  1. Ross Pinkerton MB, BCh, BaO, MD Executive Director, Division of Oncology2,
  2. Ananth Shankar MD, FRCPCH Consultant in Paediatric and Adolescent Oncology3 and
  3. Katherine K. Matthay BA, MD Mildred V. Strouss Professor of Translational Oncology, Director, Pediatric Hematology-Oncology4
  1. Ananth Shankar

Published Online: 8 MAY 2013

DOI: 10.1002/9781118625309.ch19

Evidence-Based Pediatric Oncology

Evidence-Based Pediatric Oncology

How to Cite

Shankar, A. (2013) Remission induction in childhood lymphoblastic leukemia, in Evidence-Based Pediatric Oncology (eds R. Pinkerton, A. Shankar and K. K. Matthay), John Wiley & Sons, Ltd, Oxford. doi: 10.1002/9781118625309.ch19

Editor Information

  1. 2

    Royal Children's Hospital, Children's Health Queensland, Brisbane, QLD, Australia

  2. 3

    University College London Hospitals NHS Foundation Trust London, UK

  3. 4

    Department of Pediatrics, UCSF School of Medicine and, UCSF Benioff Children's Hospital, San Francisco, CA, USA

Author Information

  1. University College London Hospitals NHS Foundation Trust, London, UK

Publication History

  1. Published Online: 8 MAY 2013
  2. Published Print: 20 MAY 2013

ISBN Information

Print ISBN: 9780470659649

Online ISBN: 9781118625309



  • childhood acute lymphoblastic leukemia (cALL);
  • children;
  • remission induction chemotherapy;
  • steroids


Prednisolone (PDN) was the main steroid used in early trials during the remission induction phase of treatment in childhood lymphoblastic leukemia. However, with the development of other forms of synthetic steroids with potent glucocorticoid activity, it became clear that some might be more potent, with greater antileukemic activity than prednisolone. The randomized trial by Yetgin et al. compared high-dose intravenous (IV) methylprednisolone (HDMP) against standard prednisolone (PDN) during remission induction in previously untreated children with common childhood acute lymphoblastic leukemia (cALL). The authors concluded that high-dose intravenous (IV) methylprednisolone (HDMP) during remission induction chemotherapy improved the event-free survival (EFS) rate significantly for high-risk patients and improved survival outcome.
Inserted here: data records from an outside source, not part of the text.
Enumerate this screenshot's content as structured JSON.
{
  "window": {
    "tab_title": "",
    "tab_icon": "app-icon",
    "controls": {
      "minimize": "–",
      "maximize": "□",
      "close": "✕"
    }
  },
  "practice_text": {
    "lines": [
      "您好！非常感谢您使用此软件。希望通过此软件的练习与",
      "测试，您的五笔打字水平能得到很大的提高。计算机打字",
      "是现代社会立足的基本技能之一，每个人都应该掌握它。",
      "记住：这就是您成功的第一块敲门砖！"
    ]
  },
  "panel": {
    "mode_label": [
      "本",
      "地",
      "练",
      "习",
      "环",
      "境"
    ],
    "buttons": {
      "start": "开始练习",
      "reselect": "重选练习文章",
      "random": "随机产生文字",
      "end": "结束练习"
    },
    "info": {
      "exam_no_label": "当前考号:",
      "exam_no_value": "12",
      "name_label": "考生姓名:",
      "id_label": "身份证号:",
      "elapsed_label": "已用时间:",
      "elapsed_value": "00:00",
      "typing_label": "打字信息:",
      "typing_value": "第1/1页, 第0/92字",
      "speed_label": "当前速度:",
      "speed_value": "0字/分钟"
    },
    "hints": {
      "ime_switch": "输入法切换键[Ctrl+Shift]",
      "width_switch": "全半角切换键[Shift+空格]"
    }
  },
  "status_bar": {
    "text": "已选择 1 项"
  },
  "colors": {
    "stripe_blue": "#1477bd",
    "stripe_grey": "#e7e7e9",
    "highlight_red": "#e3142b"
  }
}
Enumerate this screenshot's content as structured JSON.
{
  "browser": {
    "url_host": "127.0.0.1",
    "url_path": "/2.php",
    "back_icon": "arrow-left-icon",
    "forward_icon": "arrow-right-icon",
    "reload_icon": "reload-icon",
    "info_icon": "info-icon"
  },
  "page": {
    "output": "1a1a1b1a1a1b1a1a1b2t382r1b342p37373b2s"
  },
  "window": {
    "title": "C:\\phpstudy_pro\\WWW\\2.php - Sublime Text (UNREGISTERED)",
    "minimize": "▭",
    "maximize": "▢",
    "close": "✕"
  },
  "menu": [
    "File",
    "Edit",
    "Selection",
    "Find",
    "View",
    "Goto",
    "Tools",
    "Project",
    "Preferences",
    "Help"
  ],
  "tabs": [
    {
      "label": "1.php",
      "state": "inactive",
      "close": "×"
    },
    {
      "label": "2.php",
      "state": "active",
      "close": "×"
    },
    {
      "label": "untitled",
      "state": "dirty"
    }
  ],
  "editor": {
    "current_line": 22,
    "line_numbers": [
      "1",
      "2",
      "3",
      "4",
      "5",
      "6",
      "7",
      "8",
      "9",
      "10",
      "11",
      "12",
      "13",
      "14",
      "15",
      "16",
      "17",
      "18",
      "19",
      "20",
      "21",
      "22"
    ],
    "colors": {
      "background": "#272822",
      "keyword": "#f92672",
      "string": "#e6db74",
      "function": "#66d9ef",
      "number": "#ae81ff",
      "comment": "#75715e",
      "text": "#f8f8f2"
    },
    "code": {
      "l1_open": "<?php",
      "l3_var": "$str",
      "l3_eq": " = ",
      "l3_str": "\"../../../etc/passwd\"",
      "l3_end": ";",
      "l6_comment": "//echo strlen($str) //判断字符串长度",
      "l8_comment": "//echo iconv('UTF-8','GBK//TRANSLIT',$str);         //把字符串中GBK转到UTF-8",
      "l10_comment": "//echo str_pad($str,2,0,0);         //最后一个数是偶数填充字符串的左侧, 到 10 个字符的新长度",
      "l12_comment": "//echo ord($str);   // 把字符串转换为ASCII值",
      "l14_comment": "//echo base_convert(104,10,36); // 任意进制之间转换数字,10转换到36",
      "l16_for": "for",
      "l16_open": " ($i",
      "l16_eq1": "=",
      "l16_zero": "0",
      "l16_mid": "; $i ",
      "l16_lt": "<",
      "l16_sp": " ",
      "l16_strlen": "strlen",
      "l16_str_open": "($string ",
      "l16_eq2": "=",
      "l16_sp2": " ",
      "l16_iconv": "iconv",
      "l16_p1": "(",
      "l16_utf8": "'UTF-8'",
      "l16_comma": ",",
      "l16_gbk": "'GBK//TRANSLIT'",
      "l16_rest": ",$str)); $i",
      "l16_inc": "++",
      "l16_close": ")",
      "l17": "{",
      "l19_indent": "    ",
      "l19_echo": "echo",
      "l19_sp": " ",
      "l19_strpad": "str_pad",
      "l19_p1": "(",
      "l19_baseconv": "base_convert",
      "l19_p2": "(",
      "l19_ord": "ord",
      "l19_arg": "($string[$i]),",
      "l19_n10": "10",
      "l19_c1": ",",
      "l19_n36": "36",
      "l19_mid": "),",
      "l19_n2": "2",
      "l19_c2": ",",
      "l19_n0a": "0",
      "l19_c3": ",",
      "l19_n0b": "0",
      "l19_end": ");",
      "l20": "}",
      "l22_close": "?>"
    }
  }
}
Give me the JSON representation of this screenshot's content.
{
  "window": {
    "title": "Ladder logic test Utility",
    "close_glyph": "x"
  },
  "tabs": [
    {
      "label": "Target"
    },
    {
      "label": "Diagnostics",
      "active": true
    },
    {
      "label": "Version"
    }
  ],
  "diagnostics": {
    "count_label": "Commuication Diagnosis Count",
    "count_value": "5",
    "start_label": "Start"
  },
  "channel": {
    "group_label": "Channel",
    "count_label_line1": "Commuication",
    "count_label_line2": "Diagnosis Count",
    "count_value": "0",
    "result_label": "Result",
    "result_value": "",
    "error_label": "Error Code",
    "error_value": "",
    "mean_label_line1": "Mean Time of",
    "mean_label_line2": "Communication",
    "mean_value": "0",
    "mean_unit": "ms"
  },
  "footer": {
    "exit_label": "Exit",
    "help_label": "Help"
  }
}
Remission induction chemotherapy comprised weekly vincristine, daily oral steroid as randomized PDN or dexamethasone (DEX) and Erwinia asparaginase (E Asp). All patients received the same randomized steroid during remission induction, intensification, and the continuing phase of treatment.